Fernandina is still a wildlife haven despite being one of the most active volcanoes in the world. Its latest eruption was in 2020. The caldera formed by the 1968 collapse of the volcano is now a small, still lake. The island is home a variety of species including iguanas (both land and marine), fur seals and penguins. It also has cormorants and finches.

Although the conditions on Fernandina are unlivable, it is an incredible place to visit. It offers a rare opportunity to experience nature and the Galapagos Islands’ pristine beauty. Scientists and park rangers use its unspoiled ecosystems for research and conservation. Fernandina’s biodiversity and natural beauty are dependent on its conservation.

Galapagos Conservancy, and its sister organization Conservando Galapagos’ Director of Conservation, Dr. Jorge Carrion said that the Galapagos National Park Rangers, who Galapagos Conservancy fully supports, are the key to the conservation of Fernandina. Carrion said that much work remains to be done and that “there are still many future challenges” to protect Fernandina’s unique natural environment.

Fernandina’s biodiversity is unique and has been unspoiled for thousands years. However, with the growing tourism in the Islands, as well as the threat from invasive species, it’s conservation becomes more urgent. We must act to protect Fernandina for future generations.
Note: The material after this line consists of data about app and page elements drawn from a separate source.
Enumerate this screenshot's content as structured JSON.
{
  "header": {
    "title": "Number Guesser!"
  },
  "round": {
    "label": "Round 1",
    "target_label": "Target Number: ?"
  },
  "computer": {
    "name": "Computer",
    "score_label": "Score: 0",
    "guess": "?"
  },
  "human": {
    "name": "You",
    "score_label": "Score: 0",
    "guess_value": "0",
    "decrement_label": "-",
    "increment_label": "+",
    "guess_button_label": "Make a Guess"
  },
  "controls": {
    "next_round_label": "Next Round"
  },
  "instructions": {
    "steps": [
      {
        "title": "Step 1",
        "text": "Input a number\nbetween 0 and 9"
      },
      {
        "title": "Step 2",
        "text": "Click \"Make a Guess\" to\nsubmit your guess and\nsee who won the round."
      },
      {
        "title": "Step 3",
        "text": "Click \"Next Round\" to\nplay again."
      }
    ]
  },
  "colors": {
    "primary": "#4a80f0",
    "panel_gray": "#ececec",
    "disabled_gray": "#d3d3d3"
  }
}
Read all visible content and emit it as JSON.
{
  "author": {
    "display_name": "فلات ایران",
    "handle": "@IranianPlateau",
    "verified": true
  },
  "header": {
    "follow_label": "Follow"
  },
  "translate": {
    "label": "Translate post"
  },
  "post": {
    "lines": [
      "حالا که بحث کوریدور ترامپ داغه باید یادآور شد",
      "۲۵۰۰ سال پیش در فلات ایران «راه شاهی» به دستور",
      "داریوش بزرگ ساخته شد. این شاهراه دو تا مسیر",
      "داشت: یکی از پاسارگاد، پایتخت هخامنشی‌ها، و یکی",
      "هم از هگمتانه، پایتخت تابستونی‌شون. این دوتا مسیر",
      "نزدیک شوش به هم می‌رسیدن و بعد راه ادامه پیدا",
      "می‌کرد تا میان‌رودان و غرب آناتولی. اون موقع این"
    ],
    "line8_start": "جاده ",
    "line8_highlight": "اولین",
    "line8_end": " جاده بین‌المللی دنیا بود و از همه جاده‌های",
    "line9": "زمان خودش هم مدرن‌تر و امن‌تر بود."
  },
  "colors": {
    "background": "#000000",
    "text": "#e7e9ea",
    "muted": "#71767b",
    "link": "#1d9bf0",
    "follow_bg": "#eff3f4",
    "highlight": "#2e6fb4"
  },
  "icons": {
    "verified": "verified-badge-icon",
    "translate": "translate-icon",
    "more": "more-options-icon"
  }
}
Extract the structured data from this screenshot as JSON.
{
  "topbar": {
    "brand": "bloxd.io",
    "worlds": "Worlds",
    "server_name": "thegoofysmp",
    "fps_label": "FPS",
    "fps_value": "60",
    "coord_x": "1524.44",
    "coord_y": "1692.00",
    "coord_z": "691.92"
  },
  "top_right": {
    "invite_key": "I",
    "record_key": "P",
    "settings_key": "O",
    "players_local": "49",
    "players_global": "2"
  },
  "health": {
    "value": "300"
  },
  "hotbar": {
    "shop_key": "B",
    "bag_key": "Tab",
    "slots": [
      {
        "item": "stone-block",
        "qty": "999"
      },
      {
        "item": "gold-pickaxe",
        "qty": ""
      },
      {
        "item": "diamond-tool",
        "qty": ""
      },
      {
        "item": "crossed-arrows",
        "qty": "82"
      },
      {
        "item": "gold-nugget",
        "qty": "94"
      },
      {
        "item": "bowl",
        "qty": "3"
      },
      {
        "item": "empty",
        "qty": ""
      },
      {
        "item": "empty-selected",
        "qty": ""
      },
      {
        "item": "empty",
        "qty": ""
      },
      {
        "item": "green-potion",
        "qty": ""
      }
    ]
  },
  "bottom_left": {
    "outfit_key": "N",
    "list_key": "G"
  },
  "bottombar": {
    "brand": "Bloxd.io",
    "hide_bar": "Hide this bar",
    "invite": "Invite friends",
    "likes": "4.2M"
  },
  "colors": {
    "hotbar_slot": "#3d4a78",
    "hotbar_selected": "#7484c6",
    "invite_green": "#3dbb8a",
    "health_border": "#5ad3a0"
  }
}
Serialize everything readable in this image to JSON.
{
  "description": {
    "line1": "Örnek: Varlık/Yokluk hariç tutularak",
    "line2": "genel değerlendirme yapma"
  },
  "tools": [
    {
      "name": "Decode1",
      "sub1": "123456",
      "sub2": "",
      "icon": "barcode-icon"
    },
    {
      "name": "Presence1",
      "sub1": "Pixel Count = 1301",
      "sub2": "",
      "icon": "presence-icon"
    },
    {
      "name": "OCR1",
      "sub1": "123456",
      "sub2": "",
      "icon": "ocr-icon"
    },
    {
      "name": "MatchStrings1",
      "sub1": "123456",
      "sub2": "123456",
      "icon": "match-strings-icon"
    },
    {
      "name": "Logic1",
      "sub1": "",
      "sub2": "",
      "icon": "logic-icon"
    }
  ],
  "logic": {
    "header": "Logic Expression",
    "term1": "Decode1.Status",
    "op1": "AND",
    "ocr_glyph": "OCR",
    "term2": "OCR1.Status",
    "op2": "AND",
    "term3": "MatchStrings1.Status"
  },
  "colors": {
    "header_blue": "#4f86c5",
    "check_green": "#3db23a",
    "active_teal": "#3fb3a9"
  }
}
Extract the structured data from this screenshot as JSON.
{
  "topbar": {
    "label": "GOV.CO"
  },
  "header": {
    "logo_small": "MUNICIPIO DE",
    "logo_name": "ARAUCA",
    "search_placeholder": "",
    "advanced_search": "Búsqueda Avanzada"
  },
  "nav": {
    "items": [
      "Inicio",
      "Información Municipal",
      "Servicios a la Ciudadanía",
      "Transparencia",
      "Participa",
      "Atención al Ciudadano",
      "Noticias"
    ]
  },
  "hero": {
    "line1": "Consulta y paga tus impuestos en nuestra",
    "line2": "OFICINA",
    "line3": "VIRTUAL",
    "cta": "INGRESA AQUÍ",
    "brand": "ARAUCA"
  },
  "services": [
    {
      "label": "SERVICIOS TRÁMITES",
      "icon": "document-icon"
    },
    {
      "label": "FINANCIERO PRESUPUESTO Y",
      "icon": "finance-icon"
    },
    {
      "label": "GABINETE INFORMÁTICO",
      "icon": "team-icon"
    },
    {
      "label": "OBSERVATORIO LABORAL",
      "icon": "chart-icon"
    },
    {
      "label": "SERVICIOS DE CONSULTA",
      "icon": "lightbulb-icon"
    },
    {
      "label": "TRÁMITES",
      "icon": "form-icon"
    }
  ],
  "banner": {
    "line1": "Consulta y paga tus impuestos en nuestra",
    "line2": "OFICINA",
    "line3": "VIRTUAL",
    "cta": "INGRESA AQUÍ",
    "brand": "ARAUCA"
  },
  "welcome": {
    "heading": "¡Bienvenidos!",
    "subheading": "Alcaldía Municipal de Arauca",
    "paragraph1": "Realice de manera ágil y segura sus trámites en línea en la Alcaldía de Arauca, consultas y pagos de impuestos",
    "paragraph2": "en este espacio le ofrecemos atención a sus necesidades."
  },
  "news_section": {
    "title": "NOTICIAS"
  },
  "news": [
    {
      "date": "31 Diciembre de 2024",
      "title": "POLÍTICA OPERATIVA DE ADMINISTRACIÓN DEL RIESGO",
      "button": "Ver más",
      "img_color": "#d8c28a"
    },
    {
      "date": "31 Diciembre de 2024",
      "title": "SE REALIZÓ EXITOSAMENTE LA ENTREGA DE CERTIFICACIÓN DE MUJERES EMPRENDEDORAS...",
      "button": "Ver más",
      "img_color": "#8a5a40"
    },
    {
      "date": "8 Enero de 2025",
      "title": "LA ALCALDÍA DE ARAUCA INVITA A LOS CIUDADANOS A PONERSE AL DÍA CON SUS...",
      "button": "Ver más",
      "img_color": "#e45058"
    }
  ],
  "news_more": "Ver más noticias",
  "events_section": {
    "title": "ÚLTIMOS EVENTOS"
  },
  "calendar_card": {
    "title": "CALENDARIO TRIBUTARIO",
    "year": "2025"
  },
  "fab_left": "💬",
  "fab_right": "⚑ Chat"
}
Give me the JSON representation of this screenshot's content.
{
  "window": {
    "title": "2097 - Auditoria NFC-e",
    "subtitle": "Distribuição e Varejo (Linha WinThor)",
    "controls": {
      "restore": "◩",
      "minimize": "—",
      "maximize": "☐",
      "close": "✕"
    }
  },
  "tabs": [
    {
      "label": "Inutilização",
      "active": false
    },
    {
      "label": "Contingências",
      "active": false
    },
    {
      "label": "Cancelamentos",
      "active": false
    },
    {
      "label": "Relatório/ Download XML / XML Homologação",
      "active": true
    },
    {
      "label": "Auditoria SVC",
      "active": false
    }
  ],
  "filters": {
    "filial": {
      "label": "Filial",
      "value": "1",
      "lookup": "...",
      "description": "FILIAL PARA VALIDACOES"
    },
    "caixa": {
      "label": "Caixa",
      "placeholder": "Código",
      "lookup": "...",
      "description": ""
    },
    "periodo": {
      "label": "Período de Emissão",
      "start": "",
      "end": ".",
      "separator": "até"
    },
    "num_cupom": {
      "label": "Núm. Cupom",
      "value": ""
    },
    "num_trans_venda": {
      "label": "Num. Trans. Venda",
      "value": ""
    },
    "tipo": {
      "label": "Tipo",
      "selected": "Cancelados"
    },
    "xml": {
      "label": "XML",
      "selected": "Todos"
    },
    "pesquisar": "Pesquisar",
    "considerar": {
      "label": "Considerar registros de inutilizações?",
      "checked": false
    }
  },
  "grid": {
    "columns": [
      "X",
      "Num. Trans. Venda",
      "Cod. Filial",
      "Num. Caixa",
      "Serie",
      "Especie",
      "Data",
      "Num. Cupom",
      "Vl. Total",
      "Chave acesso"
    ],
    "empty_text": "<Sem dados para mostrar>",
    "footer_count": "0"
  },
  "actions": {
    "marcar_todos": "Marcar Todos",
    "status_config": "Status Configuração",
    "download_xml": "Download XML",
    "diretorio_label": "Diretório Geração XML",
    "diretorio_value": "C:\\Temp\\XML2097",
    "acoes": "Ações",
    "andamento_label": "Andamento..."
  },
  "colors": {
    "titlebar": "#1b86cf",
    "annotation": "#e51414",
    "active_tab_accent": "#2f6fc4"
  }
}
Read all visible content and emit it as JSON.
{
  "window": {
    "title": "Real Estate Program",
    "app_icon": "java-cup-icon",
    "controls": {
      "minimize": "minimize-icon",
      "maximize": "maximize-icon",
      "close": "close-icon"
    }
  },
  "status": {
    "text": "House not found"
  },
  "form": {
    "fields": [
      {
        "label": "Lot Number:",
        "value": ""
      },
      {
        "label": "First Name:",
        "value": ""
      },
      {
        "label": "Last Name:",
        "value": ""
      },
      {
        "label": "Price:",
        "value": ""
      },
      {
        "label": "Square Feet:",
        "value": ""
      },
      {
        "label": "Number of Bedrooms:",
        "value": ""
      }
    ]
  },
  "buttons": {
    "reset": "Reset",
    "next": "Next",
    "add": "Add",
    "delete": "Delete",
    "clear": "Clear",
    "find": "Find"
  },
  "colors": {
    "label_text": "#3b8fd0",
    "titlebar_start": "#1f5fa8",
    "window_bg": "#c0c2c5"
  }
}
Sea Lion on Fernandina Island
Sea Lion on Fernandina Island © Joshua Vela